### To do
Give all the data again exactly.

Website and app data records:
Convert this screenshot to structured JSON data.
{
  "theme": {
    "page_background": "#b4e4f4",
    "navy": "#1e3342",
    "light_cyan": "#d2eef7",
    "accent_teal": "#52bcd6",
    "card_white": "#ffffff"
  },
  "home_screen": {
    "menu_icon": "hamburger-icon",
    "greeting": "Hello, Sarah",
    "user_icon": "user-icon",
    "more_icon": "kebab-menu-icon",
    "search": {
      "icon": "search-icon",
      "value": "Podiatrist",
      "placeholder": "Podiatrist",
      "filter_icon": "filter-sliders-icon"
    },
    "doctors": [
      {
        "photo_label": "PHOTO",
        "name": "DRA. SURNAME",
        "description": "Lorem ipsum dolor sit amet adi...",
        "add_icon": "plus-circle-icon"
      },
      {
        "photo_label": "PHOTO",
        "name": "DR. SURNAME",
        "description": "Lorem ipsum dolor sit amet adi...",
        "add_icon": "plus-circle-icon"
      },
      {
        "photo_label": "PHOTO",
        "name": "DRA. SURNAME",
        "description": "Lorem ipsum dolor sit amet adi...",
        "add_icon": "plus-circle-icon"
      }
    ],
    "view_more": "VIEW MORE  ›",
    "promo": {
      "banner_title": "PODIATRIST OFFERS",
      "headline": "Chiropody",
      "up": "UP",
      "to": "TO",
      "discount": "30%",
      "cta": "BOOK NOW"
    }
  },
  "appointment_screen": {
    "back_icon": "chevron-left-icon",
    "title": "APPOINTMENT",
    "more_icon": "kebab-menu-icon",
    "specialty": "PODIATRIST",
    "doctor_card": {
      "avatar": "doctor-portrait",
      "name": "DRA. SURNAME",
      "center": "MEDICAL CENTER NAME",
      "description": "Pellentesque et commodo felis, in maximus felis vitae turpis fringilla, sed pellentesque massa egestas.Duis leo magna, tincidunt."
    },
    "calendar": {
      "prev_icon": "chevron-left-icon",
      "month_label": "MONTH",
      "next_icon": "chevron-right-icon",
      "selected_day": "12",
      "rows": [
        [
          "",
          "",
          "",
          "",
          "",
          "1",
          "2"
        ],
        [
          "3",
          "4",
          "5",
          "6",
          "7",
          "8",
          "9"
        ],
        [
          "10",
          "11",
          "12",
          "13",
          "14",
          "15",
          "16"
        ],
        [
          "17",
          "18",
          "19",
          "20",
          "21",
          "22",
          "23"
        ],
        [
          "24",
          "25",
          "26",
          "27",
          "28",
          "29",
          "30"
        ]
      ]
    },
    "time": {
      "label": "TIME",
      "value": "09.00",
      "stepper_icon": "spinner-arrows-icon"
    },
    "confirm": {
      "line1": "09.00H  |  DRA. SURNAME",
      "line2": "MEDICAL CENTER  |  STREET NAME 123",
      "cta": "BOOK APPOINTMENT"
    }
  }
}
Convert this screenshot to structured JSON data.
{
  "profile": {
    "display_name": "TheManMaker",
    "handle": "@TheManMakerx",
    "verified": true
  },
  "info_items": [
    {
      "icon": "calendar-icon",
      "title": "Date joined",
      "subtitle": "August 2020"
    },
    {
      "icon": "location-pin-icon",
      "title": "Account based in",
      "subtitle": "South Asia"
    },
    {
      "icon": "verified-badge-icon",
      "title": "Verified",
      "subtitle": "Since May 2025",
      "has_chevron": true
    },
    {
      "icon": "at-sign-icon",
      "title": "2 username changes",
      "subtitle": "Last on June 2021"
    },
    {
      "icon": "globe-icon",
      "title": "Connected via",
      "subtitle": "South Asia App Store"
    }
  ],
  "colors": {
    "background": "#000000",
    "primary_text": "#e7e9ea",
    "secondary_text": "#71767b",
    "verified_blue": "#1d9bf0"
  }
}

### Response below
Convert this screenshot to structured JSON data.
{
  "theme": {
    "page_background": "#b4e4f4",
    "navy": "#1e3342",
    "light_cyan": "#d2eef7",
    "accent_teal": "#52bcd6",
    "card_white": "#ffffff"
  },
  "home_screen": {
    "menu_icon": "hamburger-icon",
    "greeting": "Hello, Sarah",
    "user_icon": "user-icon",
    "more_icon": "kebab-menu-icon",
    "search": {
      "icon": "search-icon",
      "value": "Podiatrist",
      "placeholder": "Podiatrist",
      "filter_icon": "filter-sliders-icon"
    },
    "doctors": [
      {
        "photo_label": "PHOTO",
        "name": "DRA. SURNAME",
        "description": "Lorem ipsum dolor sit amet adi...",
        "add_icon": "plus-circle-icon"
      },
      {
        "photo_label": "PHOTO",
        "name": "DR. SURNAME",
        "description": "Lorem ipsum dolor sit amet adi...",
        "add_icon": "plus-circle-icon"
      },
      {
        "photo_label": "PHOTO",
        "name": "DRA. SURNAME",
        "description": "Lorem ipsum dolor sit amet adi...",
        "add_icon": "plus-circle-icon"
      }
    ],
    "view_more": "VIEW MORE  ›",
    "promo": {
      "banner_title": "PODIATRIST OFFERS",
      "headline": "Chiropody",
      "up": "UP",
      "to": "TO",
      "discount": "30%",
      "cta": "BOOK NOW"
    }
  },
  "appointment_screen": {
    "back_icon": "chevron-left-icon",
    "title": "APPOINTMENT",
    "more_icon": "kebab-menu-icon",
    "specialty": "PODIATRIST",
    "doctor_card": {
      "avatar": "doctor-portrait",
      "name": "DRA. SURNAME",
      "center": "MEDICAL CENTER NAME",
      "description": "Pellentesque et commodo felis, in maximus felis vitae turpis fringilla, sed pellentesque massa egestas.Duis leo magna, tincidunt."
    },
    "calendar": {
      "prev_icon": "chevron-left-icon",
      "month_label": "MONTH",
      "next_icon": "chevron-right-icon",
      "selected_day": "12",
      "rows": [
        [
          "",
          "",
          "",
          "",
          "",
          "1",
          "2"
        ],
        [
          "3",
          "4",
          "5",
          "6",
          "7",
          "8",
          "9"
        ],
        [
          "10",
          "11",
          "12",
          "13",
          "14",
          "15",
          "16"
        ],
        [
          "17",
          "18",
          "19",
          "20",
          "21",
          "22",
          "23"
        ],
        [
          "24",
          "25",
          "26",
          "27",
          "28",
          "29",
          "30"
        ]
      ]
    },
    "time": {
      "label": "TIME",
      "value": "09.00",
      "stepper_icon": "spinner-arrows-icon"
    },
    "confirm": {
      "line1": "09.00H  |  DRA. SURNAME",
      "line2": "MEDICAL CENTER  |  STREET NAME 123",
      "cta": "BOOK APPOINTMENT"
    }
  }
}
Convert this screenshot to structured JSON data.
{
  "profile": {
    "display_name": "TheManMaker",
    "handle": "@TheManMakerx",
    "verified": true
  },
  "info_items": [
    {
      "icon": "calendar-icon",
      "title": "Date joined",
      "subtitle": "August 2020"
    },
    {
      "icon": "location-pin-icon",
      "title": "Account based in",
      "subtitle": "South Asia"
    },
    {
      "icon": "verified-badge-icon",
      "title": "Verified",
      "subtitle": "Since May 2025",
      "has_chevron": true
    },
    {
      "icon": "at-sign-icon",
      "title": "2 username changes",
      "subtitle": "Last on June 2021"
    },
    {
      "icon": "globe-icon",
      "title": "Connected via",
      "subtitle": "South Asia App Store"
    }
  ],
  "colors": {
    "background": "#000000",
    "primary_text": "#e7e9ea",
    "secondary_text": "#71767b",
    "verified_blue": "#1d9bf0"
  }
}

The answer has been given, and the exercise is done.